Photo by: Hannah Enkel
Living in the modern world can be overwhelming. Cell phones and social media allow for instant communication, yet often times they drive us to feel lonelier than ever, fostering a false sense of community that is basically intangible. Being constantly bombarded with distractions and notifications can become a bit of a sensory overload, as I'm sure anyone living in a major city can attest.
Take Toronto’s Humanities. The post-hardcore/noise-rock outfit’s debut EP, premiering on Chart Attack, reflects the difficulties associated with navigating this contemporary social landscape. Drawing influence from the likes of Fugazi and Killing Joke, Humanities’ abrasive yet melodic soundscapes come coupled with a feeling of anxiety, communicated through strained vocals and gritty guitar tones.

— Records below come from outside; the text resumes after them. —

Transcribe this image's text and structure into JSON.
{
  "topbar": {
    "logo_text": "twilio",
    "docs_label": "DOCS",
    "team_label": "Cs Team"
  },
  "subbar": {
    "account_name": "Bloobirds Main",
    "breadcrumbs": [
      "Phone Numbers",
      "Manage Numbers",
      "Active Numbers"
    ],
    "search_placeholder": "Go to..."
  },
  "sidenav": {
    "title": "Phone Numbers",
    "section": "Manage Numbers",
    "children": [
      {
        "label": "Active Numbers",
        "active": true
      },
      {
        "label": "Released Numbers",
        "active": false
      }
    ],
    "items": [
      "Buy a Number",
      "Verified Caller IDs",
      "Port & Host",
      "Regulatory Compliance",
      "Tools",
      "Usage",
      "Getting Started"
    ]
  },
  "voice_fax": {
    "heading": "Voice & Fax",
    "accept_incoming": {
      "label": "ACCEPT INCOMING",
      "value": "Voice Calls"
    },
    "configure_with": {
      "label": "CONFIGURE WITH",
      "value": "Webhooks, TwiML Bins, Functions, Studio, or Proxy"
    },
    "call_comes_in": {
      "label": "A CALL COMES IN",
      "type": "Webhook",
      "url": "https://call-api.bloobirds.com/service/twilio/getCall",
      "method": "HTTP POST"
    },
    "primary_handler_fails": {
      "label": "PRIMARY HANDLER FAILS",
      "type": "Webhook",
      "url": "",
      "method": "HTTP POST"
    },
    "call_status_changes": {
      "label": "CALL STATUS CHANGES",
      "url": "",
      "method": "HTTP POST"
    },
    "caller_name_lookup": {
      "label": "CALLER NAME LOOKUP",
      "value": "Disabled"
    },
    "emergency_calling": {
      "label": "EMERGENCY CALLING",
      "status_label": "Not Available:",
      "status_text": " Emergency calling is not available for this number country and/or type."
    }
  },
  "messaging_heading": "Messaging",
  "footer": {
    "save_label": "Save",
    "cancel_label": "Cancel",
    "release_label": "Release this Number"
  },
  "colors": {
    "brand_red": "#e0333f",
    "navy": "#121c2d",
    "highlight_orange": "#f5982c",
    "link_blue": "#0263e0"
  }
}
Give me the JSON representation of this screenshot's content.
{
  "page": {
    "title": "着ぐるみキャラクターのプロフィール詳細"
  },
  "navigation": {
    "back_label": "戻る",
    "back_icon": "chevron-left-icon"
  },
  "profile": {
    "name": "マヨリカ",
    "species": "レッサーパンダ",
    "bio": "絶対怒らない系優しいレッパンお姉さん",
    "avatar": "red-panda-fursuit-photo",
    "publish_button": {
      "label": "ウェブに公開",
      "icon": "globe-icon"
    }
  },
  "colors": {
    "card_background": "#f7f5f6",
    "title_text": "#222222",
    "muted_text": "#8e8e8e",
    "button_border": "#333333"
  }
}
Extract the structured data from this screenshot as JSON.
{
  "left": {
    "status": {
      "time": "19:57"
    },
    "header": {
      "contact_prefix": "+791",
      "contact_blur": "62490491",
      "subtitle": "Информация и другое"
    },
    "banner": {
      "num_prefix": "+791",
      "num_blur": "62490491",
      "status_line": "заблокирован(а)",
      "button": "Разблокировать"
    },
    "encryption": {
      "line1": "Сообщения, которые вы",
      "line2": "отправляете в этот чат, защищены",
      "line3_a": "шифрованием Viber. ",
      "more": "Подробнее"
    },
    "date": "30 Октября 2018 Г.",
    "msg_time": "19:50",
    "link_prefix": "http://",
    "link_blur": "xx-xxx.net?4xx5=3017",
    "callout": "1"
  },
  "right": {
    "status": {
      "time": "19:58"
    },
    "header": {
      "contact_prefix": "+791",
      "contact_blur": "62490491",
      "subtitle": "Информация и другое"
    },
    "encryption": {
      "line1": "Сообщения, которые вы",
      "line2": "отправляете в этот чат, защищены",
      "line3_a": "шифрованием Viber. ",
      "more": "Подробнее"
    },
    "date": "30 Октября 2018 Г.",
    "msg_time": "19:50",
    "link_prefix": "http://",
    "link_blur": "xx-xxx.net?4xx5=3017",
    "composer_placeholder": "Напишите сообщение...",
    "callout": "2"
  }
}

The opening track, “Century of the Selfie,” sets the tone for the rest of the project. According to the band, it’s a “bitter meditation on the false promises of social media and connectivity."
The band tells us the EP follows a progression that offers some hope for our cloistered, solipsistic default: “It moves through the claustrophobia of 'Come Outside' and the dystopian vision of work and leisure in 'Belly Full of Fear,' and concludes on a somewhat more optimistic note with 'Your Dreams are My Dreams,' a song that finds communicative and creative possibility in that apparently most solitary activity: dreaming."
Humanities' self-titled EP is available March 25th via 100 Eyes. You can catch them at the Smiling Buddha that same night to celebrate the release.